It was submitted that the respondent was in breach of the Terms of Employment(Information) Act 1994 for failing to furnish the claimant with written terms and conditions of employment .It was contended that the respondent could not therefore rely on the provisions of an express written contract in regard to a retirement age.It was submitted that the claimant was never made aware of a retirement age of 65 , that there was no occupational pension scheme in place and the claimant was not entitled to the State pension until he turned 66.It was advanced that the respondent had no retirement policy in place and there was no custom and practise in place in relation to retirement.O’Mara and Hynes v College Freight Limited t/a Target Express Ireland [2011 22 ELR 61} were invoked in support of this position. It was submitted that the question that then arises is whether the retirement age was a legitimate aim or purpose and were proportionate measures followed to achieve that purpose.An Equality Tribunal decision was invoked in support of this position.
It was contended that the respondent avoided a redundancy payment for the claimant by dismissing him on the grounds of a retirement age.It was submitted that the respondent should have made reasonable efforts and accommodation to facilitate the claimant’s return to work in March 2015.It was submitted that the claimant was not replaced after he was dismissed – the implication being that the respondent could carry on the business with fewer employees and consequently a redundancy under Section 7 arises .
Respondent’s Submission and Presentation:
The respondent submitted that a redundancy situation did not arise and advanced that the company sought to regularise the terms and conditions of employment of all staff in 2007 when standard contracts of employment were issued to everybody .A template contract was submitted at the hearing and while it was accepted that the company did not have a signed contract of employment from the claimant , it was contended that he had received a contract in 2007 and was well aware of the age 65 retirement provisions.

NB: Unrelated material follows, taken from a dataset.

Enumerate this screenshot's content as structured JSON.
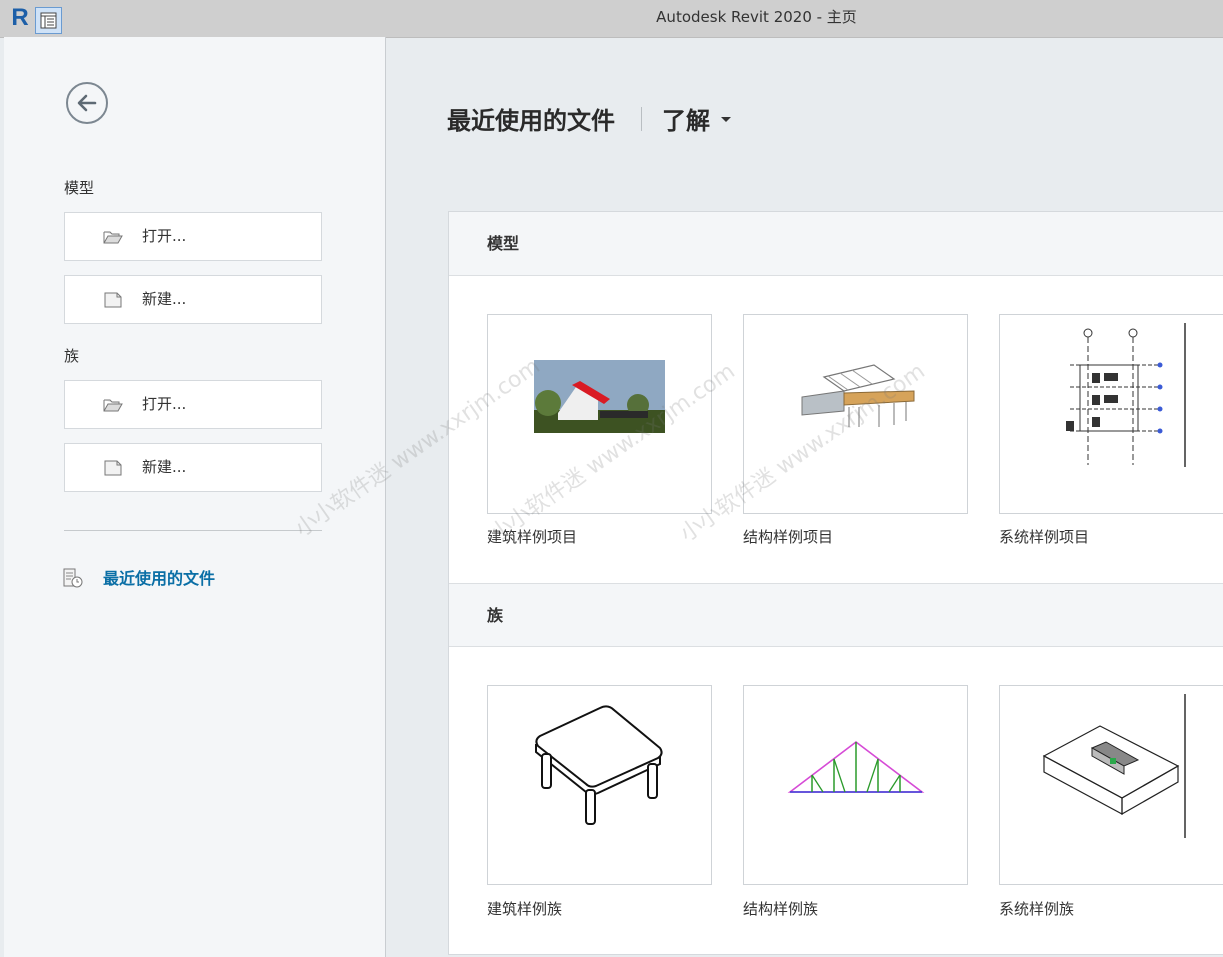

It was submitted that the claimant was never offered voluntary redundancy in 2012 – an offer of €16,000 was made equating to €500 a month for 32 months to the claimant’s retirement age of 65 years.It was submitted that the company had endeavoured to be as fair as possible ; that this was an exgratia payment and the claimant had been well aware at the time of the 65year retirement age.It was submitted that no redundancy arose as the company continued to employ the same number of employees since the claimant commenced sick leave in April 2014.The claimant had been replaced by a temporary worker following the commencement of his extended sick leave and a permanent replacement was appointed in October 2015.It was submitted that the claimant had ben requested to return to the company doctor for a second time as there had been confusion about the duties the claimant would be expected to undertake.
It was submitted that in order to succeed in a redundancy claim, there was a requirement to prove that a redundancy had arisen and there was a requirement for impersonality in determining whether or not a position was made redundant.It was advanced that the only complaint before the WRC was for redundancy and any other arguments would have to be dismissed.It was submitted that the respondent had four Mill Operators in 2012 and the situation remained the same today.
I have reviewed the evidence presented at the hearing and noted the submissions made by the parties.While I acknowledge the claimant has made compelling arguments in relation to the respondent’s management of his extended sick leave and the termination of employment , I am obliged to accept the respondent’s contention that the only claim before me is under the Redundancy Payment Act.There is no other complaint before me under any other employment rights legislation .In the circumstances I have concluded that the respondent has demonstrated that a redundancy situation did not arise and accordingly , the claimant’s complaint must fail.
Dated: 30th January 2017